It seems to me that in his list of aspects of art he is thinking of a work which is singular – that is, that work is unique. A great work of art is unlike others in some significant sense.
By contrast, you are using it to look at how there is an increasingly single approach (or at least a convergence between people) in their attitudes when it comes to clothing.
Both approaches can spark interesting thoughts. For my part, I would say that the ideal is to play with the tension between something which works with the increasing ‘singularity’ (as you have it) of menswear clothing, whilst allowing the well dressed individual to be properly singular and individual looking.
Sorry, that should read “you appear to be using it …” – you know what you are saying, far better than I!
Great points Wolf! You know what, after writing my piece and introspecting on it, I suspect that you are right. He does use singular in reference to a, presumably great, landscape painting.
And yes, I agree that the ideal would be to play with tension. I’ve been hearing that a lot lately and it may be worth diving into in the future!
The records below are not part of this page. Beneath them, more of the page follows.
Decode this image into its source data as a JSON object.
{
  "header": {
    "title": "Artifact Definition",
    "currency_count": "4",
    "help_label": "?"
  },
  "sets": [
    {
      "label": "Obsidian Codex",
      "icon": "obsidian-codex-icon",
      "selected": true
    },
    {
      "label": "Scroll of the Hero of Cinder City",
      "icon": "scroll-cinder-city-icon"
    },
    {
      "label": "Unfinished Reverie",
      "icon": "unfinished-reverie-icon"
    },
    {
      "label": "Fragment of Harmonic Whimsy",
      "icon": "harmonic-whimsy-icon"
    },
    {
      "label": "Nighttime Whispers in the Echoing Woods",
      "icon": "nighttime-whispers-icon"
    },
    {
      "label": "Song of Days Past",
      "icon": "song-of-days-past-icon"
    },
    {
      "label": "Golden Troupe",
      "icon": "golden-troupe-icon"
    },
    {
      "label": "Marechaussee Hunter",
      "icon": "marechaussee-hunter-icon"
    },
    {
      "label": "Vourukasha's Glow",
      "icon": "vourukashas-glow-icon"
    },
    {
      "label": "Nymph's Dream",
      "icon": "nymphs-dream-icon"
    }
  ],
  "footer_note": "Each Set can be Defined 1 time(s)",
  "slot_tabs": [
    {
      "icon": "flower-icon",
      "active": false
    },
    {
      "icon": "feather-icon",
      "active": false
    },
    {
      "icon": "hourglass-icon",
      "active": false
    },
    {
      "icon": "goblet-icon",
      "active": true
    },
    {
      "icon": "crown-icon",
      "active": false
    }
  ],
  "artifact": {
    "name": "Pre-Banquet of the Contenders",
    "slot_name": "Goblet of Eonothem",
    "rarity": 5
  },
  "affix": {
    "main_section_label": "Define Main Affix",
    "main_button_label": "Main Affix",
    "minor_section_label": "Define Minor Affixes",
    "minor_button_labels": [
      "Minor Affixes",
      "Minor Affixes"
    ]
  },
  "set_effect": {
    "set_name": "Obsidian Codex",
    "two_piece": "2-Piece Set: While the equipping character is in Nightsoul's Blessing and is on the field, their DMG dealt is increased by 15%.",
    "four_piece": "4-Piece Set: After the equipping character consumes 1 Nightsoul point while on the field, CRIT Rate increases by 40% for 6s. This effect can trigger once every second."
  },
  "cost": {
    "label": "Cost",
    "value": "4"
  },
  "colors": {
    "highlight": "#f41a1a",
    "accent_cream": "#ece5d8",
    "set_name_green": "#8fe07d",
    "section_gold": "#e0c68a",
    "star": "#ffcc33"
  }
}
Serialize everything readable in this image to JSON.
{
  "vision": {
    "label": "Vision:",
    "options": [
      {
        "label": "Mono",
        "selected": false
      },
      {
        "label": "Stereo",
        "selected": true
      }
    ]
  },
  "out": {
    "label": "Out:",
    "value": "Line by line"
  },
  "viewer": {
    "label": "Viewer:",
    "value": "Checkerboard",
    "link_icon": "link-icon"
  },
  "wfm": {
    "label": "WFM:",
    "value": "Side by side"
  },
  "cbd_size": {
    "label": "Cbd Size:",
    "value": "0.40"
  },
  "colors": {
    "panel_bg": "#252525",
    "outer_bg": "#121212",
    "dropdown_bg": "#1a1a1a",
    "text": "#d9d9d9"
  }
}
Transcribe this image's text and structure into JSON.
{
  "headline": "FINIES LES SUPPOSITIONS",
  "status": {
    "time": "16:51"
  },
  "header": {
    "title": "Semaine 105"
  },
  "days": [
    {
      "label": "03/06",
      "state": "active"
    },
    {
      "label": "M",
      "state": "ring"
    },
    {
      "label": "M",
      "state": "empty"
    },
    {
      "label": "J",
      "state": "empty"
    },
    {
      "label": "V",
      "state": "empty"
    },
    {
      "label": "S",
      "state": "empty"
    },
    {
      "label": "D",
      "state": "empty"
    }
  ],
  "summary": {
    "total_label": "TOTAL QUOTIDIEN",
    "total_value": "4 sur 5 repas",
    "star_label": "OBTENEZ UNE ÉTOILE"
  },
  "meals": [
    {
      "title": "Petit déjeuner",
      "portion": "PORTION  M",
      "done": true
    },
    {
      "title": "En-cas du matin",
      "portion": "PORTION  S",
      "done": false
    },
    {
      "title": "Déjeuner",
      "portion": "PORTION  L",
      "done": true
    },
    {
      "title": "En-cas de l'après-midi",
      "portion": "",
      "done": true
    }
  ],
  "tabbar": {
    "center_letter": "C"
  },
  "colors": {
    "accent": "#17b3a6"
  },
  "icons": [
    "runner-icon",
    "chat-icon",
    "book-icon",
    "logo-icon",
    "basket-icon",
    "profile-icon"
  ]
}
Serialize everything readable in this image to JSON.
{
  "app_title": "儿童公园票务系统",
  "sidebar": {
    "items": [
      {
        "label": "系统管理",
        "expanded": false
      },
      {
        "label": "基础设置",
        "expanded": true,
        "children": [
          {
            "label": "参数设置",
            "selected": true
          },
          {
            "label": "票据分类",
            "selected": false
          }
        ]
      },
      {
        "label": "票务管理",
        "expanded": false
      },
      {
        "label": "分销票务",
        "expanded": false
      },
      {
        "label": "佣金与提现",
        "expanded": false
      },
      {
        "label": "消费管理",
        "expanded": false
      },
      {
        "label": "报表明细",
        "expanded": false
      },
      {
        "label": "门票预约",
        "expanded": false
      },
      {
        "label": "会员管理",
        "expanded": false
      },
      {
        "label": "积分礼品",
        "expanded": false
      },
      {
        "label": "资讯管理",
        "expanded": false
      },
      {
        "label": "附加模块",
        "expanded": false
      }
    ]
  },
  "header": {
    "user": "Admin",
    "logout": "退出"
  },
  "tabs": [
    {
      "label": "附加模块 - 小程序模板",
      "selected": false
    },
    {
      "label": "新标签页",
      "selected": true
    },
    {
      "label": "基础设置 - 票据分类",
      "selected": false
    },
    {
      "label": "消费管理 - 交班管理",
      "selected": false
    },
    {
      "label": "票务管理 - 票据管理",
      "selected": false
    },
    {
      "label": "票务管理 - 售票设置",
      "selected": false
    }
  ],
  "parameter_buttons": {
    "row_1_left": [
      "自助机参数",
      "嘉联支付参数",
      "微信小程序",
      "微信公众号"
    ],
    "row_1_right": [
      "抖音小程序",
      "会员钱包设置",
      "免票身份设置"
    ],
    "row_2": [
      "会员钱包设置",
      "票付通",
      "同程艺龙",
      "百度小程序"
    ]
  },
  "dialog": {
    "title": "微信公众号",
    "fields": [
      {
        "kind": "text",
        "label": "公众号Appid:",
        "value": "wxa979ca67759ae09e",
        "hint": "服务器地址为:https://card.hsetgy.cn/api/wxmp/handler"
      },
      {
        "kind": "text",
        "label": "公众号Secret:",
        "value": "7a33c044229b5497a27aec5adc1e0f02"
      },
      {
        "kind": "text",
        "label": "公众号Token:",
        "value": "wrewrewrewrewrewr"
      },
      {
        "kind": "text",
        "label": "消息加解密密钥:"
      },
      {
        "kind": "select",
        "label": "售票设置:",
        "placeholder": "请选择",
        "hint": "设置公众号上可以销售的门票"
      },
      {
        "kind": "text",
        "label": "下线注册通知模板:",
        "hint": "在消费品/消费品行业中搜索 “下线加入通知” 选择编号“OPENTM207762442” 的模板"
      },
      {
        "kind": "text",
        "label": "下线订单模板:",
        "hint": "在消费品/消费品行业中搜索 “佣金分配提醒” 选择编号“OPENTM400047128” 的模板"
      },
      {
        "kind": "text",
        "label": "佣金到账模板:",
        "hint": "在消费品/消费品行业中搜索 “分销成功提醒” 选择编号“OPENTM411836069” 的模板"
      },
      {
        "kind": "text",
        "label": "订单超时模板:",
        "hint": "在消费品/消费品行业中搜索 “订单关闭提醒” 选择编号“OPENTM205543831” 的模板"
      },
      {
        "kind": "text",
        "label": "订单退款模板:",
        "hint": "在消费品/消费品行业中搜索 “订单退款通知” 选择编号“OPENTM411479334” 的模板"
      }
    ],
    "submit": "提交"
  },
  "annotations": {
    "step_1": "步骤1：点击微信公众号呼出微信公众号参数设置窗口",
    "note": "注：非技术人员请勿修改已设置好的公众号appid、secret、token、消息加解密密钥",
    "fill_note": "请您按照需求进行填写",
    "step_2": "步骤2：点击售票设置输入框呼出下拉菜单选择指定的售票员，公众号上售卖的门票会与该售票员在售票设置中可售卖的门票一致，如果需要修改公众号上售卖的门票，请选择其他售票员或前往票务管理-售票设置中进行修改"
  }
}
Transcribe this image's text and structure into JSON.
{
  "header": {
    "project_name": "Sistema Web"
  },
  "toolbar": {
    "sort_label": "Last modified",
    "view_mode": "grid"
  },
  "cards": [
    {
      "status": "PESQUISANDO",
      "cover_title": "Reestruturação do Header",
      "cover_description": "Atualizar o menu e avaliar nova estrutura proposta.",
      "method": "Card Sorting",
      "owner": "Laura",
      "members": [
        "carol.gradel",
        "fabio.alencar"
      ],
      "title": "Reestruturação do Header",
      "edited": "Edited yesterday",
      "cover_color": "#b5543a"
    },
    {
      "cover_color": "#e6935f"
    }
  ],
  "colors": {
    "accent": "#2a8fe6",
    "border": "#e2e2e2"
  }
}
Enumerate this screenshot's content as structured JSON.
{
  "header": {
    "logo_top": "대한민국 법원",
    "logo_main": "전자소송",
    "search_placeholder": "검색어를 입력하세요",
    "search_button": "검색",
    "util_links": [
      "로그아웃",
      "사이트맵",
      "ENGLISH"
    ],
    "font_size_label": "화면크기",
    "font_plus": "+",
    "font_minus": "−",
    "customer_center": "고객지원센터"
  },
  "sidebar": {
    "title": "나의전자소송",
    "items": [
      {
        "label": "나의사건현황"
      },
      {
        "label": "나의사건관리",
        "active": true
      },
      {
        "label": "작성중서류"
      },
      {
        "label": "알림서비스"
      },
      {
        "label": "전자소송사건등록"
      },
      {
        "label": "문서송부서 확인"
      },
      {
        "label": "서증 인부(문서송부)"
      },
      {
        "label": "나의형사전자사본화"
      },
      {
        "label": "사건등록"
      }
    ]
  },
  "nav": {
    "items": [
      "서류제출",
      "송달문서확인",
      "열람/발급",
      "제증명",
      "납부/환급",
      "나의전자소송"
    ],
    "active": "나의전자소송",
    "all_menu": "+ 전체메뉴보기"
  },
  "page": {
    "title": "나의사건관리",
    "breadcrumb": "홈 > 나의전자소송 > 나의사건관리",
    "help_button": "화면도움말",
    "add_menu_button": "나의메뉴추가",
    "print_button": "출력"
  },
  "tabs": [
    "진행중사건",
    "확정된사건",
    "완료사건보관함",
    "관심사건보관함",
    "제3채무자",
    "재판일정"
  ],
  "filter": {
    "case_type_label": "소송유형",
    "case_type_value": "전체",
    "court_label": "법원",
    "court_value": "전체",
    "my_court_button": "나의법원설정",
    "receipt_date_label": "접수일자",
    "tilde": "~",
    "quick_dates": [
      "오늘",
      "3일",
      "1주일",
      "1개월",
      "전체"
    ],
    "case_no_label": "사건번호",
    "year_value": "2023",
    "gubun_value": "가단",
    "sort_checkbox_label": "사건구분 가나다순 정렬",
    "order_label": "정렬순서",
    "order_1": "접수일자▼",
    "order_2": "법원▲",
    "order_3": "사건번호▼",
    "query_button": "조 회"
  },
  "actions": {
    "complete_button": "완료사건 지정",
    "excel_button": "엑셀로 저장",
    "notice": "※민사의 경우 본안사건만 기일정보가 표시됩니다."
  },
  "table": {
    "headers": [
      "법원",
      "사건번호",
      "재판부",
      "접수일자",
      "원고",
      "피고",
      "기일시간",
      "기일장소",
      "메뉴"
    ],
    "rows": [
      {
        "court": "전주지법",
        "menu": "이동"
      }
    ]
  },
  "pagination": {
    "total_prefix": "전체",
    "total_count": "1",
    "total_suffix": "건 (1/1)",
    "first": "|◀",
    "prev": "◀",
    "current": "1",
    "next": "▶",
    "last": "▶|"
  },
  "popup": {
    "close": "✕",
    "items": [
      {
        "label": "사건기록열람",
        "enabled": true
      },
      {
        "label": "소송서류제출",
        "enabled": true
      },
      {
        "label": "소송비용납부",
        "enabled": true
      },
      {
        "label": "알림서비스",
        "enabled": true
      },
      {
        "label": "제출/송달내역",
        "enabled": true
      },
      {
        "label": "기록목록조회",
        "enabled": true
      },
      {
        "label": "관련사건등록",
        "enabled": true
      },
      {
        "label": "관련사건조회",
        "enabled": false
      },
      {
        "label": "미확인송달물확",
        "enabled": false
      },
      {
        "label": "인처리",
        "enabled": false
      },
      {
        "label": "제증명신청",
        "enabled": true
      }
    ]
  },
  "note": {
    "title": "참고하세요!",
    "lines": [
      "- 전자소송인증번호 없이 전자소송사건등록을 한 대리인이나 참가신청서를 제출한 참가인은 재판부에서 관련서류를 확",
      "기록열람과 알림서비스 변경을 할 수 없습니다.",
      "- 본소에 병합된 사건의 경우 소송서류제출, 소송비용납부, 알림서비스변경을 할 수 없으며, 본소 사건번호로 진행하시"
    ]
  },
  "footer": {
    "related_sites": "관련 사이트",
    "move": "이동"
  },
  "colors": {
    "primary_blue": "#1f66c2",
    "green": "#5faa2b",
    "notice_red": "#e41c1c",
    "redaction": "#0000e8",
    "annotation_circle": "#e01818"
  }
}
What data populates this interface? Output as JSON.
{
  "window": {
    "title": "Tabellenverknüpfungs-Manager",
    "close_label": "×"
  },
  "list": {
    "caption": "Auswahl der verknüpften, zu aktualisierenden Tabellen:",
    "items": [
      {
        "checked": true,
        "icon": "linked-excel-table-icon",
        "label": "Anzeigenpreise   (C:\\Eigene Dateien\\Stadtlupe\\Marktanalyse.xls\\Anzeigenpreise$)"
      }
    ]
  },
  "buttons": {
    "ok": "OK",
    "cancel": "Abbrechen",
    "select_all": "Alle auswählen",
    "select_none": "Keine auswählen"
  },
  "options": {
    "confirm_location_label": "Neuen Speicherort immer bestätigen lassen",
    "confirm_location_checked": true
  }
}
I like that you used it in terms of individual style vs “original”, which is a far more loaded term that doesn’t really exist.
Thanks for the comment!